Tardy Slip!: School plans missed their deadline

While schools are reopening imminently, plans for addressing risks from COVID-19 that the RI Department of Education were supposed to be made public by August 27 are, as of the day after the deadline, often still unclear. Some districts have posted plans on their websites by the deadline but others have not.

The state’s return to school in 2021 is much like its weather: meticulous predictions, last-minute changes and many disappointments. With only a week or two before beginning the academic year, administrations find themselves having to react to changing conditions and regulations. For many students this will be their first time in the classroom in more than 18 months. For many parents and staff, there is still a lot to clarify in a short period of time. 

One decision for all districts is settled: Gov. Dan McKee backtracked on mask mandates for students: He initially declined to issue a statewide mandate while saying he expected local districts to comply with CDC guidance — which “recommends universal indoor masking for all teachers, staff, students, and visitors to K-12 schools, regardless of vaccination status.” The practical effect was to leave local school committees and superintendents to negotiate policies separately on their own, navigating controversies between parents and unions, leading to widespread criticism. On August 19 the governor did a volte-face and issued Executive Order 21-87 requiring “universal indoor masking by all students (age 2 and older), staff, teachers, and visitors to K-12 schools” regardless of vaccination status.

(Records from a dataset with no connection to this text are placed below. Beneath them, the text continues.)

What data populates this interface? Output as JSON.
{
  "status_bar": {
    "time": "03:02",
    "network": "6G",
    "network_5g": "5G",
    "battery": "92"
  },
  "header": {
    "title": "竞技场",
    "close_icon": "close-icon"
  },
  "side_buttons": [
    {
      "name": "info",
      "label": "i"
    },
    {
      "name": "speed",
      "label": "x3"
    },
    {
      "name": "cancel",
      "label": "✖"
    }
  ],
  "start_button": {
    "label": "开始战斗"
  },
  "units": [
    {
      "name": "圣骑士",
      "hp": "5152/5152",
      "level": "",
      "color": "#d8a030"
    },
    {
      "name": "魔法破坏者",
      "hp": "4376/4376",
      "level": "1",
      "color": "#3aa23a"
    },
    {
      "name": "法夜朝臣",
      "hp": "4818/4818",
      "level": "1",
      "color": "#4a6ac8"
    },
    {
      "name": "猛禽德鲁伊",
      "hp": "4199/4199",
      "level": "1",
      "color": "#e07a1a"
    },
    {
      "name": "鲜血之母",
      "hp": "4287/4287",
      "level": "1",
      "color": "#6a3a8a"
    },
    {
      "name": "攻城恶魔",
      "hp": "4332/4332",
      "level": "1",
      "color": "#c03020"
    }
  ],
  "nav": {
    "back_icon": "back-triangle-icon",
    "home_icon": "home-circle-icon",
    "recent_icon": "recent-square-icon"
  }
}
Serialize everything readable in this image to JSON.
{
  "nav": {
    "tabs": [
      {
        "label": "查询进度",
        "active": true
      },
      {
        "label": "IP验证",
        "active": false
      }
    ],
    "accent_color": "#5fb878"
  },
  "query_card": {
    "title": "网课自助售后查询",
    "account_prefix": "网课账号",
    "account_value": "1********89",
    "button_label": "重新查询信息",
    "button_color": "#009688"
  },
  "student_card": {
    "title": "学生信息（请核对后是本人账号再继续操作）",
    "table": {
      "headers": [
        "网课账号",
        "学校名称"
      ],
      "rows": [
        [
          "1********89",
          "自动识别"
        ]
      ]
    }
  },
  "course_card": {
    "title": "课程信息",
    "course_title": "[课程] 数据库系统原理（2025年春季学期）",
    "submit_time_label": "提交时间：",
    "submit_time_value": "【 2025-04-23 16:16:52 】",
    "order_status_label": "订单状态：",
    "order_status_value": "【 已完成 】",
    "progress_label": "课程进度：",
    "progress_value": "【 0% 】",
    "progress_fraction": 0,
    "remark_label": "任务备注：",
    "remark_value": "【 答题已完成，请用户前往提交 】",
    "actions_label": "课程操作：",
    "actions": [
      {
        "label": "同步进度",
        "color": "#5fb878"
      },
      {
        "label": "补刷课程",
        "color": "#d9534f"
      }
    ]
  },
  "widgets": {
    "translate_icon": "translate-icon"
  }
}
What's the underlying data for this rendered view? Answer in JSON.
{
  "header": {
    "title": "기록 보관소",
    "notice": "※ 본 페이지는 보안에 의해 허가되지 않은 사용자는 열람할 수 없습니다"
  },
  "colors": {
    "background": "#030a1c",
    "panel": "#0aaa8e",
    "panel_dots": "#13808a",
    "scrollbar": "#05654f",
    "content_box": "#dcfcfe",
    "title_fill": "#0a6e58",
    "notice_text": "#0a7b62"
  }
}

Warwick schools on August 25 updated their department’s “health and safety” policy for staff to comply with the mask mandate as issued by the governor. It will require all staff and students to wear a face covering.

The Cranston School Department declined to speak about their COVID plans until after their plans were posted on their website and submitted to the Rhode Island Department of Education (RIDE), hoping to complete that by Monday, August 30.

RI colleges are also going through last minute updates and changes.  On the morning of  Monday, August 23, Gov. McKee told ABC newscaster T.J. Holmes that RI was the first state where all  institutions of higher education would start the fall semester with a requirement that students be fully vaccinated. “Fully vaccinated” is defined as having at least two weeks following the final dose of either a one-dose or two-dose vaccine.

But three days earlier, Rhode Island College (RIC) issued a notice delaying the start of their semester by a week to allow students more time to get vaccinated and rolling back their requirement that all students be fully vaccinated prior to attending classes, altering prior policy by allowing students who are only partially vaccinated to attend in-person classes if they provide a negative COVID test before each visit to the RIC campus. Students must have taken at least one vaccination shot prior to attending in-person classes.

Within hours of McKee’s statement to Holmes, CCRI’s Vice President Alix Ogden was telling the school’s students that CCRI also would no longer require them to be fully vaccinated at the semester’s start, delaying the 14-day after last dose “fully vaccinated” requirement for in-person students. Instead, students would be able to attend classes on campus by providing a negative COVID test taken within 72 hours. CCRI’s revised policy calls for all students to show proof of vaccination within 30 of their class start; students enrolling in the “late start” option would have until October 30 to prove vaccination and as late as November 15 before being considered fully vaccinated. CCRI stated that students who fail to provide proof of vaccination by the 30-day mark will be disenrolled.